# STUDY MATERIAL

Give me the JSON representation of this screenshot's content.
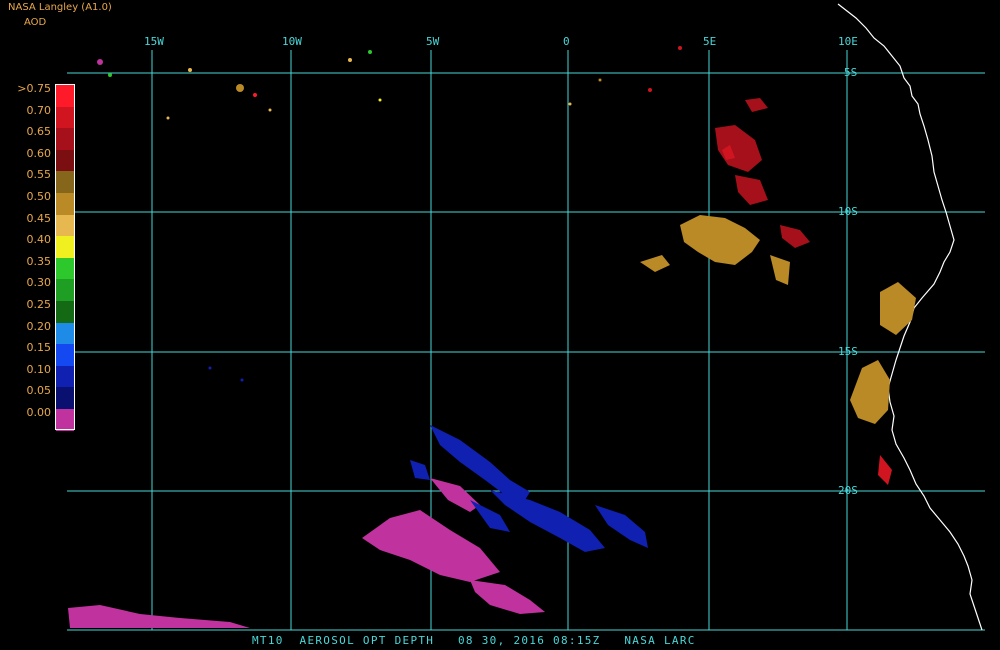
{
  "header": {
    "title": "NASA Langley (A1.0)",
    "product_label": "AOD"
  },
  "legend": {
    "labels": [
      ">0.75",
      "0.70",
      "0.65",
      "0.60",
      "0.55",
      "0.50",
      "0.45",
      "0.40",
      "0.35",
      "0.30",
      "0.25",
      "0.20",
      "0.15",
      "0.10",
      "0.05",
      "0.00"
    ],
    "colors": [
      "#ff1a2a",
      "#d11520",
      "#a5101a",
      "#7a0e10",
      "#86661b",
      "#b98a26",
      "#e8b850",
      "#f0f020",
      "#2cc82c",
      "#1e9e22",
      "#146a14",
      "#1e8ce6",
      "#1448f0",
      "#1020b0",
      "#0a1070",
      "#c0329e"
    ]
  },
  "grid": {
    "longitude_labels": [
      "15W",
      "10W",
      "5W",
      "0",
      "5E",
      "10E"
    ],
    "latitude_labels": [
      "5S",
      "10S",
      "15S",
      "20S"
    ],
    "line_color": "#49d7d9"
  },
  "footer": {
    "text": "MT10  AEROSOL OPT DEPTH   08 30, 2016 08:15Z   NASA LARC"
  },
  "colors": {
    "coastline": "#ffffff",
    "background": "#000000"
  }
}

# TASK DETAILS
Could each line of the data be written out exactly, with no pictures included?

# THE COMPLETED TASK
Give me the JSON representation of this screenshot's content.
{
  "header": {
    "title": "NASA Langley (A1.0)",
    "product_label": "AOD"
  },
  "legend": {
    "labels": [
      ">0.75",
      "0.70",
      "0.65",
      "0.60",
      "0.55",
      "0.50",
      "0.45",
      "0.40",
      "0.35",
      "0.30",
      "0.25",
      "0.20",
      "0.15",
      "0.10",
      "0.05",
      "0.00"
    ],
    "colors": [
      "#ff1a2a",
      "#d11520",
      "#a5101a",
      "#7a0e10",
      "#86661b",
      "#b98a26",
      "#e8b850",
      "#f0f020",
      "#2cc82c",
      "#1e9e22",
      "#146a14",
      "#1e8ce6",
      "#1448f0",
      "#1020b0",
      "#0a1070",
      "#c0329e"
    ]
  },
  "grid": {
    "longitude_labels": [
      "15W",
      "10W",
      "5W",
      "0",
      "5E",
      "10E"
    ],
    "latitude_labels": [
      "5S",
      "10S",
      "15S",
      "20S"
    ],
    "line_color": "#49d7d9"
  },
  "footer": {
    "text": "MT10  AEROSOL OPT DEPTH   08 30, 2016 08:15Z   NASA LARC"
  },
  "colors": {
    "coastline": "#ffffff",
    "background": "#000000"
  }
}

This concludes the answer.